$$\frac{Diameter²*Density*velocity}{Length*dynamic-viscosity} = 32$$ <=> $$\frac{Diameter}{Length}*\frac{Diameter*Density*velocity}{dynamic-viscosity} = 32$$ From this we get: $$\frac{Diameter}{Length}*Re = 32$$ But let's remember the situation it can be used in: laminar flow and circular pipe.

Keeping the length in the calculation constant at 1 meter (Equal to pressure drop pr meter) I tried to draw some curves in excel to see how it related to 32.   As we see in the pictures the first two lines are quite parallel at very low velocities and cross-sectional area. I think what this means is that Ohms law can with some accuracy be used here. But in order for it to be precise the two lines should have been identical. We also se that a change in diameter makes a bigger difference than a similar change in velocity.

Now let's look at the turbulent flow for 3000 < Re < 10^5

Then the frictionfactor is equal to:

$$Frictionfactor=\frac{0,3164}{fourth-root-of-Re}$$

By substituting this into formula (5) we get

$$\frac{Diameter}{Length}=\frac{\frac{0,3164}{fourth-root-of-Re}}{2}=\frac{0,3164}{2*fourth-root-of-Re}$$ <=> $${\frac{1}{\frac{2*Diameter}{Length*0,3164}}}^4=Re$$ <=> $$4*log(\frac{Length*0,3164}{2*Diameter})=Re$$ <=> $$\frac{Re}{log(\frac{Length*0,3164}{2*Diameter})}=4$$

We have now once again arrived at an expression that needs to be give a constant result. In this case we're talking about turbulent flow in smooth tubes. Let us once again use the 1 meter distance for the length so that we can compare. I made a curve in excel for this equation too: Clearly the turbulent flow never gets close to ohms law. The only situation where this formula gets nearly parallel to the constant are at very low velocities, which would then be equal to laminar flow anyway.

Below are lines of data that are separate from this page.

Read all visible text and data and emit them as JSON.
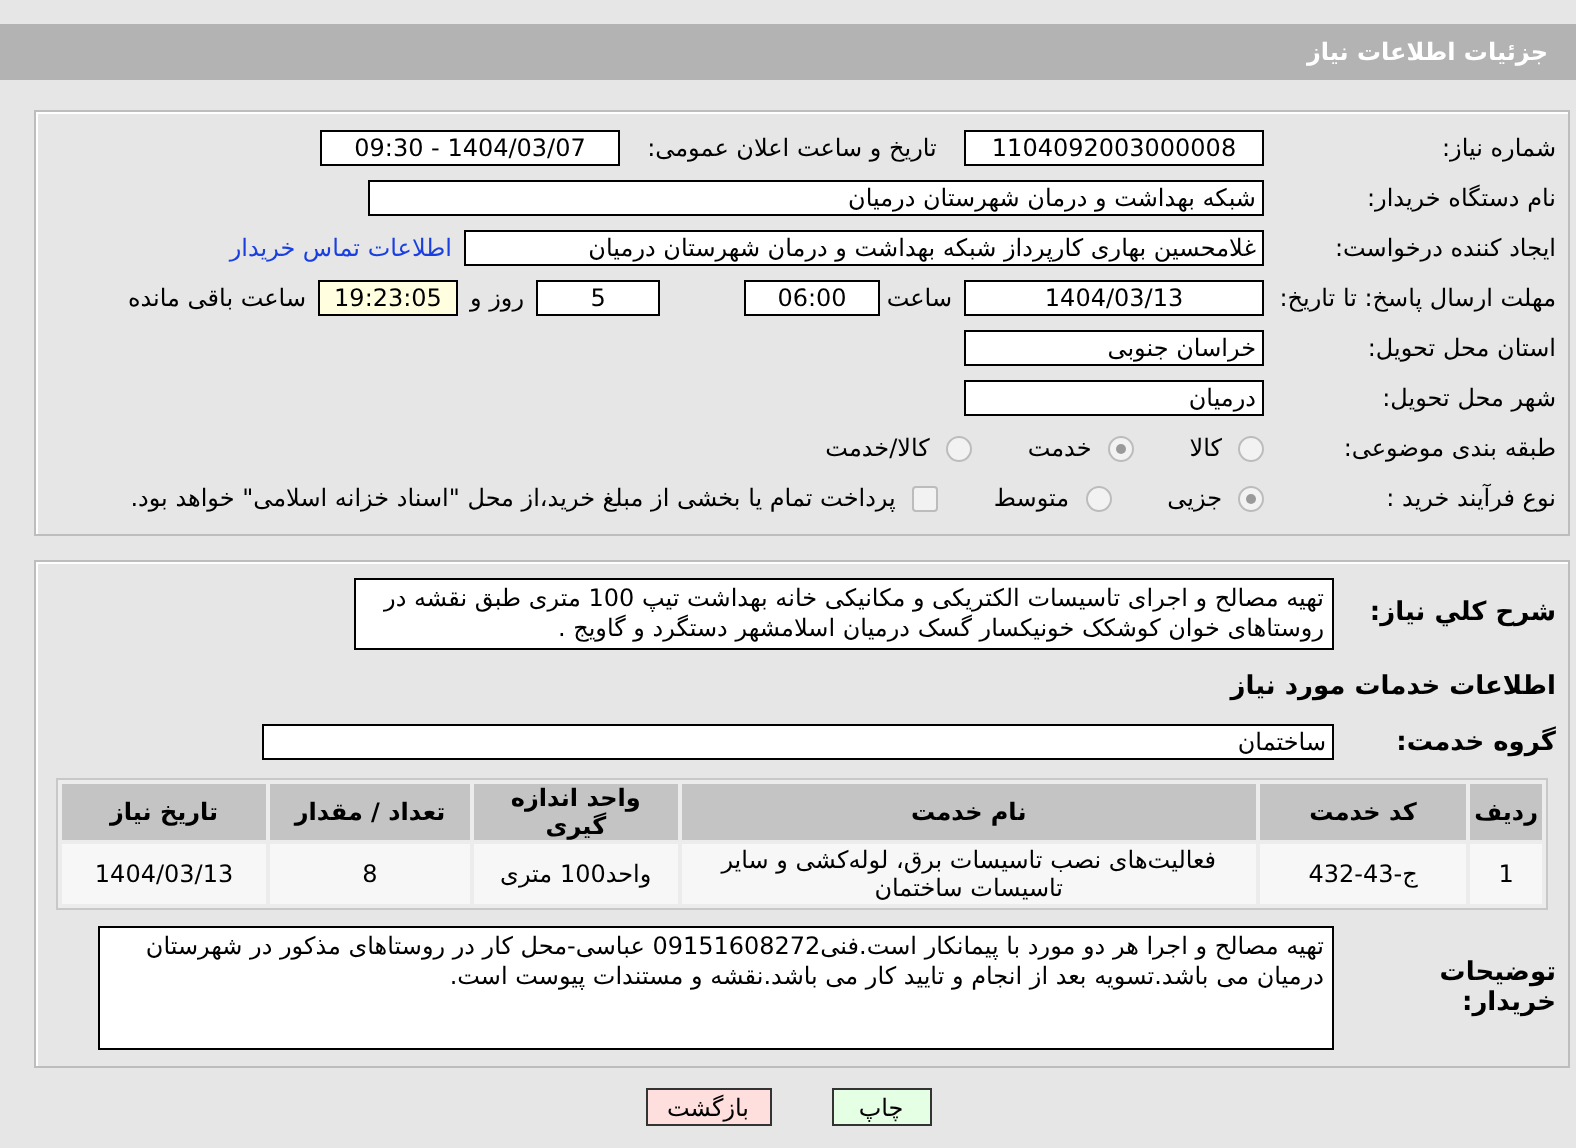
{
  "header": {
    "title": "جزئیات اطلاعات نیاز"
  },
  "need_number": {
    "label": "شماره نیاز:",
    "value": "1104092003000008"
  },
  "announce": {
    "label": "تاریخ و ساعت اعلان عمومی:",
    "value": "1404/03/07 - 09:30"
  },
  "buyer_org": {
    "label": "نام دستگاه خریدار:",
    "value": "شبکه بهداشت و درمان شهرستان درمیان"
  },
  "requester": {
    "label": "ایجاد کننده درخواست:",
    "value": "غلامحسین بهاری کارپرداز شبکه بهداشت و درمان شهرستان درمیان",
    "link": "اطلاعات تماس خریدار"
  },
  "deadline": {
    "label": "مهلت ارسال پاسخ: تا تاریخ:",
    "date": "1404/03/13",
    "time_label": "ساعت",
    "time": "06:00",
    "days": "5",
    "days_label": "روز و",
    "remaining": "19:23:05",
    "remaining_label": "ساعت باقی مانده"
  },
  "province": {
    "label": "استان محل تحویل:",
    "value": "خراسان جنوبی"
  },
  "city": {
    "label": "شهر محل تحویل:",
    "value": "درمیان"
  },
  "category": {
    "label": "طبقه بندی موضوعی:",
    "options": [
      {
        "label": "کالا",
        "selected": false
      },
      {
        "label": "خدمت",
        "selected": true
      },
      {
        "label": "کالا/خدمت",
        "selected": false
      }
    ]
  },
  "process": {
    "label": "نوع فرآیند خرید :",
    "options": [
      {
        "label": "جزیی",
        "selected": true
      },
      {
        "label": "متوسط",
        "selected": false
      }
    ],
    "payment": {
      "checked": false,
      "text": "پرداخت تمام یا بخشی از مبلغ خرید،از محل \"اسناد خزانه اسلامی\" خواهد بود."
    }
  },
  "description": {
    "label": "شرح کلي نياز:",
    "value": "تهیه مصالح و اجرای تاسیسات الکتریکی و مکانیکی خانه بهداشت تیپ 100 متری طبق نقشه در روستاهای خوان کوشکک خونیکسار گسک درمیان اسلامشهر دستگرد و گاویج ."
  },
  "services_title": "اطلاعات خدمات مورد نیاز",
  "service_group": {
    "label": "گروه خدمت:",
    "value": "ساختمان"
  },
  "table": {
    "columns": [
      "ردیف",
      "کد خدمت",
      "نام خدمت",
      "واحد اندازه گیری",
      "تعداد / مقدار",
      "تاریخ نیاز"
    ],
    "rows": [
      [
        "1",
        "ج-43-432",
        "فعالیت‌های نصب تاسیسات برق، لوله‌کشی و سایر تاسیسات ساختمان",
        "واحد100 متری",
        "8",
        "1404/03/13"
      ]
    ]
  },
  "buyer_notes": {
    "label": "توضیحات خریدار:",
    "value": "تهیه مصالح و اجرا هر دو مورد با پیمانکار است.فنی09151608272 عباسی-محل کار در روستاهای مذکور در شهرستان درمیان می باشد.تسویه بعد از انجام و تایید کار می باشد.نقشه و مستندات پیوست است."
  },
  "buttons": [
    {
      "label": "چاپ",
      "kind": "print"
    },
    {
      "label": "بازگشت",
      "kind": "back"
    }
  ]
}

My question now is: Does all of this make any sense or did I miscalculate???

• The similarities are startling. I relearned my electricity after knowing my fluid dynamics. Diode like a flow safety valve, current like pressure, transformer like a compressor, resistors like restrictive orifice Etc. – william deets Oct 15 '16 at 1:55

If voltage drop is analogous to pressure drop $\Delta p$, and current is analogous to flow rate $Q$, then for Ohm's law to hold we must have $\Delta p~\alpha ~Q$, with constant of proportionality being independent of $Q$. This does indeed happen for $\textit{laminar}$ flow through a pipe, so if you had a network of pipes in which the flow was laminar, you could apply the analogy of electrical circuits. Unfortunately, the flow in real world applications is almost always turbulent, in which case $\Delta p~\alpha ~Q^n,n>1$.
Of course the flow is laminar if Reynolds number of the flow is small (for pipes, less than about 2000). Reynolds number is defined as $\frac{Ud}{\nu}$, where $U$ is mean flow speed, $d$ is pipe diameter, and $\nu$ is kinematic viscosity of fluid. So the flow speed and cross-sectional area need not be separately small, but only the combination $\frac{Ud}{\nu}$.